That no longer is necessary, said Pete Golden, Emergency Operations coordinator for the Office of Security and Emergency Preparedness at the University of Georgia.
"People won't leave their pets, so a lot of times they will refuse to leave their home and ... put themselves at risk," Golden said.
To help, OSEP combined efforts with the College of Agricultural and Environmental Sciences, the UGA Community Emergency Response Team and the College of Veterinary Medicine to create a safe haven for people in need of shelter and their pets.
Congress passed the Pets Evacuation and Transportation Standards Act in 2006, which requires states to account for pets and service animals in times of disaster. If a hurricane hit the Georgia Coast tomorrow, as many as 250 evacuees could be housed at the Ramsey Center while their pets could go about 5 miles away to the UGA Livestock Instructional Arena on South Milledge Avenue.
The Ramsey Center, which is a Red Cross-approved shelter, would first register people into the facility. Once an evacuee is registered, they can then bring their paperwork to the arena along with their pets.
In the lobby, animals will be registered at the Livestock Center and undergo a medical-intake evaluation by the veterinary college. A triage area will also be set-up for animals in need of medical assistance or quarantine.
All cats will be housed in the indoor space, which is climate controlled.
"Some dogs are heat intolerant, like a bulldog, so they would be in there, too," Golden said.
Cats and dogs that need special care would be housed together, but there is ample space to allow for both, he said.
The group coordinating the effort recently held a trial registration using stuffed toys in place of live animals. The shelter was opened and all the necessary equipment brought out.
"And we ... ran the (stuffed animals) through registration, sent them to the vet with triage and all animals had a card with details about their individual case on them," Golden said.
A short time later, the group practiced a take-down of the shelter.
"We learned a lot about ways to speed up the registration process; some of the logistics of the building," said Golden.
Although the arena is large enough to house more than 1,000 animals, there has been a limit set based on the amount of workers and volunteers available to accommodate displaced animals. There is no limit on how many animals per person can be accepted.
"This is not a hard-fast number either," Golden said. "We won't just cut it off.
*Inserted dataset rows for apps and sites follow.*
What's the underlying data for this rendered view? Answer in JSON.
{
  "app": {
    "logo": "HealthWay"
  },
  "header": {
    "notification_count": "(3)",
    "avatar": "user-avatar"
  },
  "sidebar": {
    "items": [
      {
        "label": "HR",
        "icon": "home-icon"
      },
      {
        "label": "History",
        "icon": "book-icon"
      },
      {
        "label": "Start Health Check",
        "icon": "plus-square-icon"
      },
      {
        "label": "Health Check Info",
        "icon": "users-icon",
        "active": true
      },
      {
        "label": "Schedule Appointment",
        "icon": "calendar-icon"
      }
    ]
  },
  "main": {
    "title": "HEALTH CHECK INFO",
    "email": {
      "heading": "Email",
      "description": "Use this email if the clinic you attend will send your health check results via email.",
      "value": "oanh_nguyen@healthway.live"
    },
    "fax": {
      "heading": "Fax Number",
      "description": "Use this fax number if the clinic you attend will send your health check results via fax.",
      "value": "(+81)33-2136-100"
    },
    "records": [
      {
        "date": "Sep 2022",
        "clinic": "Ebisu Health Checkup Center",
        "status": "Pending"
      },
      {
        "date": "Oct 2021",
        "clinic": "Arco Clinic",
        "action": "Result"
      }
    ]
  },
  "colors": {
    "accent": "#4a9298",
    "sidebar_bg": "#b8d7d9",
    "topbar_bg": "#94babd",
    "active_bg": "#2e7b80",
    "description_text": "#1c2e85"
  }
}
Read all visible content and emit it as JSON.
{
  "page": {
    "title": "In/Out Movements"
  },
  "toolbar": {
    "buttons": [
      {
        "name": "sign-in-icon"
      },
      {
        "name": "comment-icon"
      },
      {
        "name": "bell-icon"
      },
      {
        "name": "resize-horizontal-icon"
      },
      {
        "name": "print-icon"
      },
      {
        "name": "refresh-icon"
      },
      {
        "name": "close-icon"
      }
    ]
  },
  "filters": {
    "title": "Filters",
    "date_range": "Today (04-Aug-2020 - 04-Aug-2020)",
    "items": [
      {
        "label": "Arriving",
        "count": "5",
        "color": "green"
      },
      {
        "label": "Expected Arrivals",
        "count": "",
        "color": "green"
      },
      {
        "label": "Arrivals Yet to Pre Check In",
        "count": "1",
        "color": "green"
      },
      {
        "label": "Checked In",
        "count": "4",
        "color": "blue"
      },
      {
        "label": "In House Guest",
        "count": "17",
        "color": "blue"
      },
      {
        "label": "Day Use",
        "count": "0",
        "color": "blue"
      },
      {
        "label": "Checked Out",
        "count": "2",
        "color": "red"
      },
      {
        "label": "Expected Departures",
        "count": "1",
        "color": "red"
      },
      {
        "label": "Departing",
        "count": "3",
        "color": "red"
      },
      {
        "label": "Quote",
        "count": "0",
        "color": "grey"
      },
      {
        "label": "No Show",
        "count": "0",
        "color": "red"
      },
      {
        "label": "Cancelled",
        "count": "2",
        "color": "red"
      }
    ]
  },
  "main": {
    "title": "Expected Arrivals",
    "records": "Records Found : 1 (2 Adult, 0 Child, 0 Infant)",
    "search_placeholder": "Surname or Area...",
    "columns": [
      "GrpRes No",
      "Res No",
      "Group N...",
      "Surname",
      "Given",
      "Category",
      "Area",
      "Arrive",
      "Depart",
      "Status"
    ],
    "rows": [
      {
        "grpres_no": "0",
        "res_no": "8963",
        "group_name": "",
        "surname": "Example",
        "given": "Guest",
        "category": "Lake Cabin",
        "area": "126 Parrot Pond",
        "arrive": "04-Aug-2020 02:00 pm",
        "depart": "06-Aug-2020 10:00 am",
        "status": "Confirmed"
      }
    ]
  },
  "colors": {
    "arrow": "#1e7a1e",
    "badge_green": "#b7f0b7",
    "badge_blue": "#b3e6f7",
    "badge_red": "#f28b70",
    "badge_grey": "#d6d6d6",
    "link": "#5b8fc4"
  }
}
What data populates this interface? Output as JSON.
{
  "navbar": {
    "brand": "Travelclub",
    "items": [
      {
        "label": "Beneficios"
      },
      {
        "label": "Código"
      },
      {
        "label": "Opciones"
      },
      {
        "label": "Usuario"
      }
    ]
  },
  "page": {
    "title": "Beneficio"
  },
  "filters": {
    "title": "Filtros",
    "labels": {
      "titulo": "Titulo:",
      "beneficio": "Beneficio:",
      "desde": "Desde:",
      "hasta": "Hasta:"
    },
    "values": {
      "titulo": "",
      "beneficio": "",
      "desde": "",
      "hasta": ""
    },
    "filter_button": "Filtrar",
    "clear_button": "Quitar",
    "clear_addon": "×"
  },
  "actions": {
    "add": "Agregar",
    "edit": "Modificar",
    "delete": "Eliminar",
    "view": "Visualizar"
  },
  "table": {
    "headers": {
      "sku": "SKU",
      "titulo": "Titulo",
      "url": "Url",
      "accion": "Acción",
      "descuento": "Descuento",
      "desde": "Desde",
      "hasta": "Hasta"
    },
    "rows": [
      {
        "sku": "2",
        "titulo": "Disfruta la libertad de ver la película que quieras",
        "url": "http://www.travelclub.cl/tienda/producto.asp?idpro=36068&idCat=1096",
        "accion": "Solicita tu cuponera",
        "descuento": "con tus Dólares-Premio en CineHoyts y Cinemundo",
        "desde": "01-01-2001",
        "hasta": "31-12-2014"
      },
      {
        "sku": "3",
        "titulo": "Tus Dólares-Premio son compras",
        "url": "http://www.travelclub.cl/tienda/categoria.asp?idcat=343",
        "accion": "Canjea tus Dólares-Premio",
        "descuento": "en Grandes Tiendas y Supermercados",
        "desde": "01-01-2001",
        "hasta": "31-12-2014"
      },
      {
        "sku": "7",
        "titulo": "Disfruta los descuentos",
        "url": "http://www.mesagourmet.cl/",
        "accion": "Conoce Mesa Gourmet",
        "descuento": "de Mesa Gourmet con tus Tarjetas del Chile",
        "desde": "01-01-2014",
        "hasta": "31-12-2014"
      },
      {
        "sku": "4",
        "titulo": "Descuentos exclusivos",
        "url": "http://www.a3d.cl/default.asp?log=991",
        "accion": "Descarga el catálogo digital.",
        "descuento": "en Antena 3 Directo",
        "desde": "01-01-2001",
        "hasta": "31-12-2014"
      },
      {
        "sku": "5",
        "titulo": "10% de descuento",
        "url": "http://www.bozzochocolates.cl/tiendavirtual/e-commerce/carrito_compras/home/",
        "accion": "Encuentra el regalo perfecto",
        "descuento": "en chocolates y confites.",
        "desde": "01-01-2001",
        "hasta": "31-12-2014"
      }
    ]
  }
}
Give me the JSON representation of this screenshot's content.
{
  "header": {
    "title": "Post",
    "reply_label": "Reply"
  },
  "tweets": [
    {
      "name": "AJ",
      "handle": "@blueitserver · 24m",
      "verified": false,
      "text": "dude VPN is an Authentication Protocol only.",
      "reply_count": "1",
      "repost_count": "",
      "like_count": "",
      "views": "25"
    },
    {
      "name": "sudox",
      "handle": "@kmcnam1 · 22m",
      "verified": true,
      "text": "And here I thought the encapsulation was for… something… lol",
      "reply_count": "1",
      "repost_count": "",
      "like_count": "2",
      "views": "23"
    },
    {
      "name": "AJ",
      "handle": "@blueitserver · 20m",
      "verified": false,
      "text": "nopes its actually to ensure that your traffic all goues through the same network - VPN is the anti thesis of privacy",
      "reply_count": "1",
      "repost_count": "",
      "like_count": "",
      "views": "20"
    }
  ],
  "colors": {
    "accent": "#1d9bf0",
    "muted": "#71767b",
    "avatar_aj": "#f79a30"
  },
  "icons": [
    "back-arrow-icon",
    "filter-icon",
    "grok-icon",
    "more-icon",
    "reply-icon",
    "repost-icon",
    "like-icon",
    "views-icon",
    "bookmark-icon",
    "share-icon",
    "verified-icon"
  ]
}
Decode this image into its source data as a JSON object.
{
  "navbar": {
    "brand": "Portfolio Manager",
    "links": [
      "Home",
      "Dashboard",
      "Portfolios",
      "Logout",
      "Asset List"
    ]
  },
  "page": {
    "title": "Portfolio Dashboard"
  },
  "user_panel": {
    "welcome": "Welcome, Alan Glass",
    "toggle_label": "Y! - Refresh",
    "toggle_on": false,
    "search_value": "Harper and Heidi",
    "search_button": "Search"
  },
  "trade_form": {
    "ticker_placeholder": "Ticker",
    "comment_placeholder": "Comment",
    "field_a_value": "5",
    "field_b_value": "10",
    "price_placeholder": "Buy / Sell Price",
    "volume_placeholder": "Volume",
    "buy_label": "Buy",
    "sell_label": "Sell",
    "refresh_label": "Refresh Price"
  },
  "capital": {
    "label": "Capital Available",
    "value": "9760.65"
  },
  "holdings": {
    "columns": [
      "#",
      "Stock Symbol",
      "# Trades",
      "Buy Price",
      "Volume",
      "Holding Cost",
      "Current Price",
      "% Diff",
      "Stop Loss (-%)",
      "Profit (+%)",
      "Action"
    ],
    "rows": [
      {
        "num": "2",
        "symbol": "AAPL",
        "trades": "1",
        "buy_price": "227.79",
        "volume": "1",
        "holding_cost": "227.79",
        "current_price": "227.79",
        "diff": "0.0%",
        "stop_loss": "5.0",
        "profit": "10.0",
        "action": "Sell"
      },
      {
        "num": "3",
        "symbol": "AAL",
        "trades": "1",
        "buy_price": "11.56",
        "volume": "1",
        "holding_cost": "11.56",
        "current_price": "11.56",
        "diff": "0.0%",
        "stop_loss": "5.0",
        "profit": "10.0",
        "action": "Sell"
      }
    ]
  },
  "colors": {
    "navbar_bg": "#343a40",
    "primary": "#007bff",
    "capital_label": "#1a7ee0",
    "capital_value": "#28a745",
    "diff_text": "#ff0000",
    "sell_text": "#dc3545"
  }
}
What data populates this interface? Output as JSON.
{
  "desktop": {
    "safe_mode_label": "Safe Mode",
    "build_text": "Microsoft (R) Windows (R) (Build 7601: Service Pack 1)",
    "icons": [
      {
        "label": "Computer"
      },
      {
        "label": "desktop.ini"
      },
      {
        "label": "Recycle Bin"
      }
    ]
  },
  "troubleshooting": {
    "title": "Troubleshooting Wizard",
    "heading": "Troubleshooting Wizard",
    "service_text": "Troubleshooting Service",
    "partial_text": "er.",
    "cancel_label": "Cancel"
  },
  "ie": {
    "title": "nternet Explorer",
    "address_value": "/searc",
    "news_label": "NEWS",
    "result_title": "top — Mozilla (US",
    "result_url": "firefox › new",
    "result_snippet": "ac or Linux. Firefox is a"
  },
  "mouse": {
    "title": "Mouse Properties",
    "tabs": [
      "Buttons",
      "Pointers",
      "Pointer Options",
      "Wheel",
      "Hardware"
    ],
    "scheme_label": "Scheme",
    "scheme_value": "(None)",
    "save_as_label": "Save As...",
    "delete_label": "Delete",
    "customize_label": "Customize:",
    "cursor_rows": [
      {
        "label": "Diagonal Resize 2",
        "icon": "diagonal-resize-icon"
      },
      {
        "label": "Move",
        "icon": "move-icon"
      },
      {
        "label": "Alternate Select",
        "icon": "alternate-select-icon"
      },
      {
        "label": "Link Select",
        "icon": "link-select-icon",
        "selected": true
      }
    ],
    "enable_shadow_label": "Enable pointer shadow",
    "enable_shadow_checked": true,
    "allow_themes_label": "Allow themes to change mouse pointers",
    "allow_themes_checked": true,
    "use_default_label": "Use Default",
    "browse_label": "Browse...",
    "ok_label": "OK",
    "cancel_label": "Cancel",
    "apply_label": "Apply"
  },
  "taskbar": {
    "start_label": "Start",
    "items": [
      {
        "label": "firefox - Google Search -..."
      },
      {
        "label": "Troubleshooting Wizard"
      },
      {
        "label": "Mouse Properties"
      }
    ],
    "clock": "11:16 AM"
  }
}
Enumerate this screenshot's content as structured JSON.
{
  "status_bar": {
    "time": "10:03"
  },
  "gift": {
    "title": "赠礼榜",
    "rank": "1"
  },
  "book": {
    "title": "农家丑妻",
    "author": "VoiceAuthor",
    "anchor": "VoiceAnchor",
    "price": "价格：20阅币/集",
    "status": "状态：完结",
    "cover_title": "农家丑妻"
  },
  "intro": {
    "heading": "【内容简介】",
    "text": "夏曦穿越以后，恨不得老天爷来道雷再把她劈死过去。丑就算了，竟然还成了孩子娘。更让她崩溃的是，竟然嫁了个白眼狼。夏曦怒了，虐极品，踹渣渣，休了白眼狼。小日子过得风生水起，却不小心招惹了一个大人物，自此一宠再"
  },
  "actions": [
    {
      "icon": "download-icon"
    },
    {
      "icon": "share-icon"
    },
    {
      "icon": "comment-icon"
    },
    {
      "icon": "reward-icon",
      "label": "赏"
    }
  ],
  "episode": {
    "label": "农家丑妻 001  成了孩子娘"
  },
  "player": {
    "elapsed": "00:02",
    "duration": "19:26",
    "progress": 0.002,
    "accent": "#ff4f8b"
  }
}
If we can handle it, we will take them."
No reptiles, birds, livestock or horses will be accepted. Cats, dogs and pocket pets only.
Every animal that is registered at the facility will have a sheet on the front of its crate documenting each time the animal is fed, watered, walked or its crate cleaned. Owners will be encouraged to come care for their pets, but if it's not possible, volunteers will take care of the animals.
Any pet abandoned will be turned over to animal control.
Animals deemed vicious will not be permitted into the facility.
FEMA would reimburse all fees, including food for the animals, shots, supplies and damages incurred during the event.
"We are one of maybe two places in the state, and probably the only one who has gone so far as practicing for a disaster," said Golden. "It's been a collaborative process and I think we all work very well together. The community is fortunate that there is a lot of expertise to do this."